Unrelated to stewardship contracting, SBA is also seeking public comments on potential amendments to its current regulations at 13 CFR 121.507(a)(4)(i), which provides that on a set-aside timber sale, the small business may not resell more than 30% of the saw timber volume to a large business concern. When the FS offers any timber sale, it appraises the sale for its potential market value and sets the minimum bid that it will accept based on that appraisal. One factor in the appraisal is the haul cost that the purchaser (small or large) will absorb to bring the timber to a manufacturing facility. Currently, all appraisals are made to the nearest mill. In timber sales set aside for small businesses, large mills are ineligible to bid. In the context of a set-aside, if the nearest mill is a large mill, the appraisal will not accurately capture the haul cost to eligible bidders.
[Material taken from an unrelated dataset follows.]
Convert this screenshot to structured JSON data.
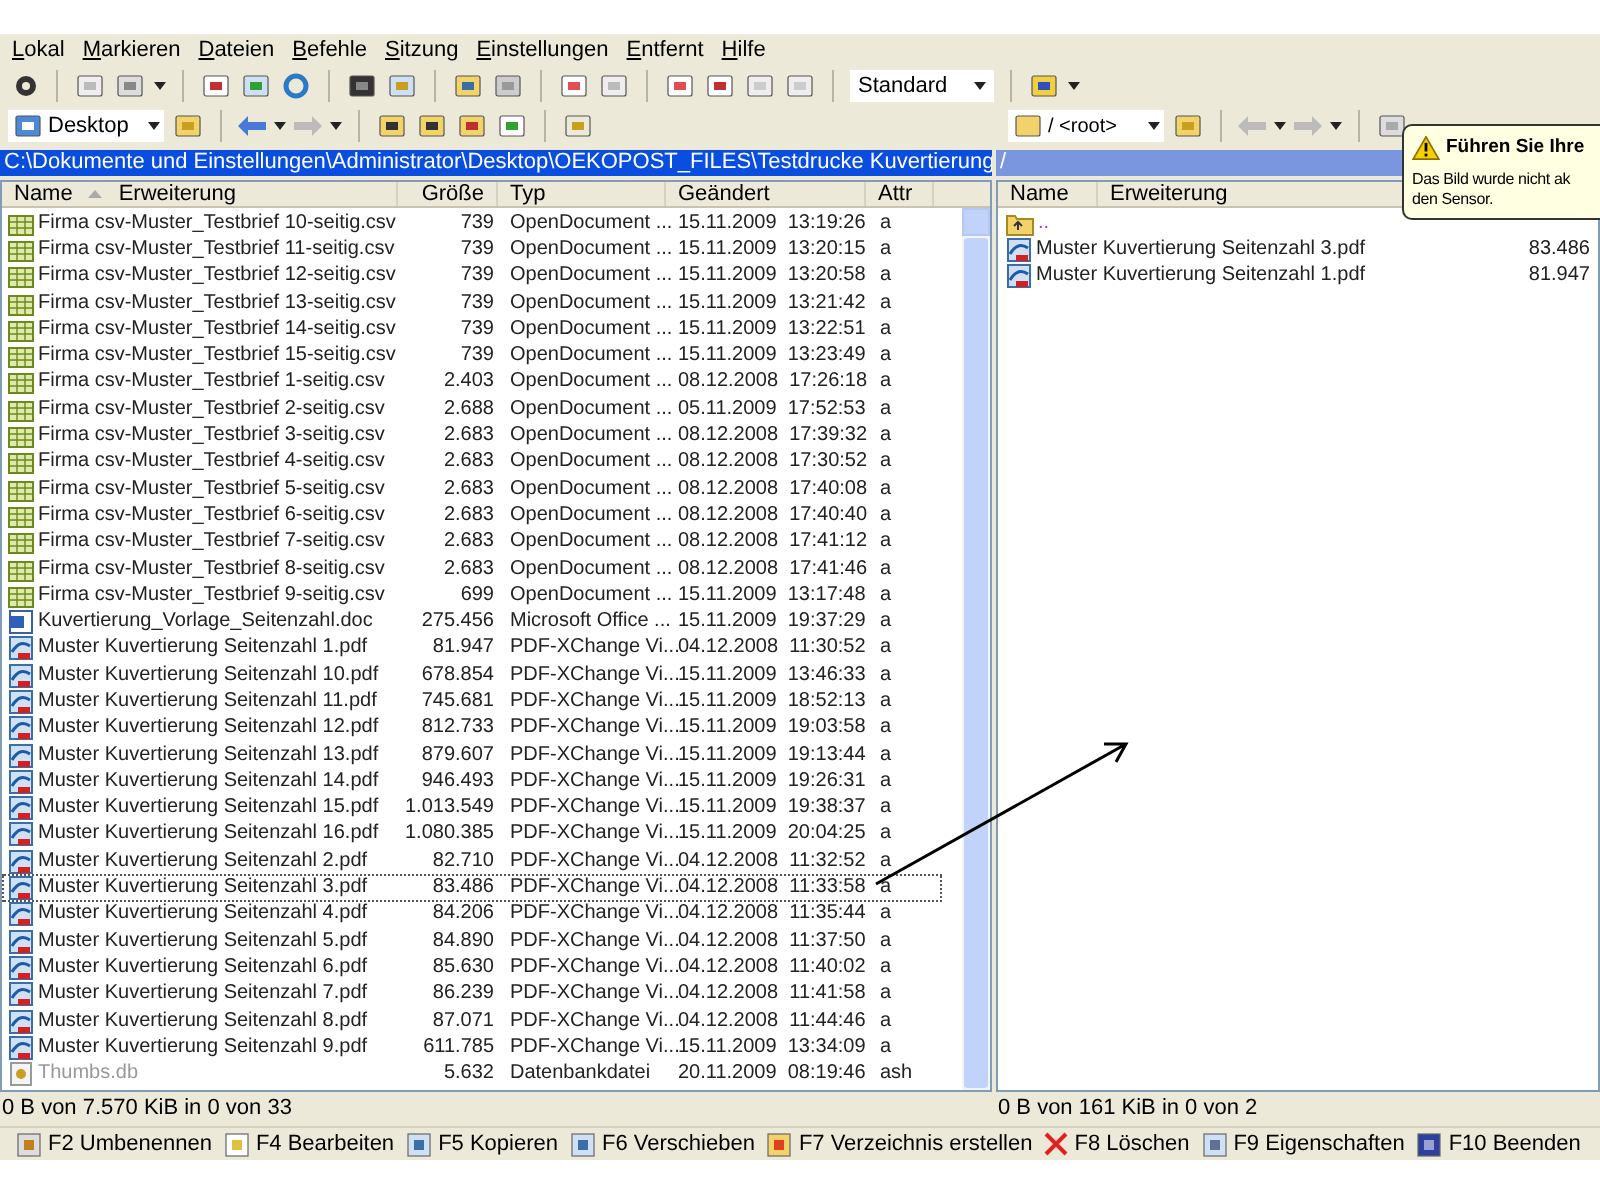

As such, SBA is seeking public comment on whether the appraisal for a small business set-aside sale should be made to the nearest, small mill.
Set-aside Sale Appraisal Point Questions Back to Top
1. How can the actual haul costs to eligible small business timber set-aside purchasers be better reflected in the appraisal process?
2. Should there be considerations for keeping the appraisal point to the nearest mill on a small business timber set-aside sale in those market areas that do not have mills that would qualify as “small” under the SBA criteria?
3. How should the prohibition against small businesses reselling more than 30% of the saw timber volume to a large business concern be taken into account when making appraisals for small business timber set-aside sales?
4. What is the financial impact to the Forest Service if the 30% rule is included in the appraisal point haul cost calculation of a small business timber set-aside sale?
5. What is the anticipated impact on trust funds (e.g., Knutson-Vandenberg), if any, if appraisals are made to a small mill rather than the closest processer.
6. SBA is also requesting data on mill size and location.
The SBA welcomes comments and any available data to help substantiate recommendations made in response to the foregoing general questions, or other potential policy options—including status quo—that should be considered for the Small Business Timber Sales Set-Aside Program.
Dated: March 16, 2015.
[FR Doc. 2015-06557 Filed 3-24-15; 8:45 am]
BILLING CODE 8025-01-P